I was fascinated by the long and detailed descriptions -- voluminous, page after page on occasion -- of descriptions of what happens, bureaucratically speaking, to the remains of unidentified fallen US soldiers. Assuming Reich's descriptions are accurate, it turns out the efforts of the armed services never cease, in their efforts to identify them, but keep on and on, hoping for some resolution. It's a whole area of endeavor I never knew went on within the armed services. The descriptions of the "arrivals" -- when remains are flown to Hawaii for storage and identification -- was especially touching. Good to know the remains are treated with that kind of caring and respect.
That said, the story itself wasn't up to Reich's usual standard.
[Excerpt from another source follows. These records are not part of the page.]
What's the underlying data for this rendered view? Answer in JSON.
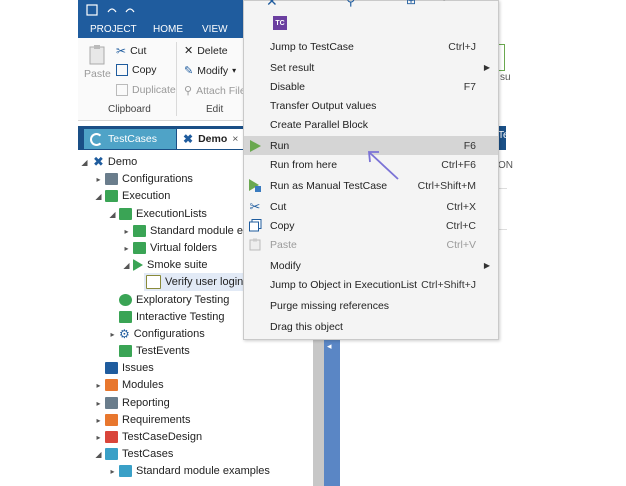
{
  "ribbon": {
    "tabs": [
      "PROJECT",
      "HOME",
      "VIEW"
    ],
    "buttons": {
      "paste": "Paste",
      "cut": "Cut",
      "copy": "Copy",
      "duplicate": "Duplicate",
      "delete": "Delete",
      "modify": "Modify",
      "attach": "Attach File"
    },
    "groups": [
      "Clipboard",
      "Edit"
    ]
  },
  "doc_tabs": {
    "testcases": "TestCases",
    "demo": "Demo",
    "demo_close": "×"
  },
  "tree": {
    "demo": "Demo",
    "configurations": "Configurations",
    "execution": "Execution",
    "executionlists": "ExecutionLists",
    "standard_module": "Standard module e",
    "virtual_folders": "Virtual folders",
    "smoke_suite": "Smoke suite",
    "verify_login": "Verify user login",
    "exploratory": "Exploratory Testing",
    "interactive": "Interactive Testing",
    "configurations2": "Configurations",
    "testevents": "TestEvents",
    "issues": "Issues",
    "modules": "Modules",
    "reporting": "Reporting",
    "requirements": "Requirements",
    "testcasedesign": "TestCaseDesign",
    "testcases": "TestCases",
    "standard_module_examples": "Standard module examples"
  },
  "right_fragments": {
    "edge_text": "ON",
    "edge_text2": "su",
    "edge_tab": "Te"
  },
  "menu": {
    "top_icon_label": "TC",
    "items": [
      {
        "label": "Jump to TestCase",
        "shortcut": "Ctrl+J"
      },
      {
        "label": "Set result",
        "shortcut": ""
      },
      {
        "label": "Disable",
        "shortcut": "F7"
      },
      {
        "label": "Transfer Output values",
        "shortcut": ""
      },
      {
        "label": "Create Parallel Block",
        "shortcut": ""
      },
      {
        "label": "Run",
        "shortcut": "F6"
      },
      {
        "label": "Run from here",
        "shortcut": "Ctrl+F6"
      },
      {
        "label": "Run as Manual TestCase",
        "shortcut": "Ctrl+Shift+M"
      },
      {
        "label": "Cut",
        "shortcut": "Ctrl+X"
      },
      {
        "label": "Copy",
        "shortcut": "Ctrl+C"
      },
      {
        "label": "Paste",
        "shortcut": "Ctrl+V"
      },
      {
        "label": "Modify",
        "shortcut": ""
      },
      {
        "label": "Jump to Object in ExecutionList",
        "shortcut": "Ctrl+Shift+J"
      },
      {
        "label": "Purge missing references",
        "shortcut": ""
      },
      {
        "label": "Drag this object",
        "shortcut": ""
      }
    ]
  },
  "colors": {
    "ribbon_blue": "#1f5c9e",
    "menu_highlight": "#d5d5d5",
    "run_green": "#6aa84f",
    "annotation_arrow": "#7b73d6"
  }
}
In the beginning, Tempe comes off like an aging cougar -- Tempe, who admits to "several decades" of marriage, then a cooling off period, followed by yet other long-standing relationships -- who is, after all, the mother of a 24 year old daughter -- spends much of the first part of the book salivating over anything male that comes within her ken. I thought it was a little silly -- and demeaning. Obviously older women can have and enjoy relationships, but the way Tempe was repeatedly drooling over anything in pants came off as juvenile, hardly worthy of someone of her stature and position. Methinks she doth protest too much.
Then too, I never find plots involving gang or organized crime killings very interesting -- I expect them to kill each other, and quite frequently end up thinking its a blessing for the rest of the civilized world when they do. So this book, which ultimately revolves around gang warfare, held little interest as fiction. But again, it was worth it for the insight into the processes by which the remains of unidentified soldiers are stored, cataloged and -- hopefully -- identified.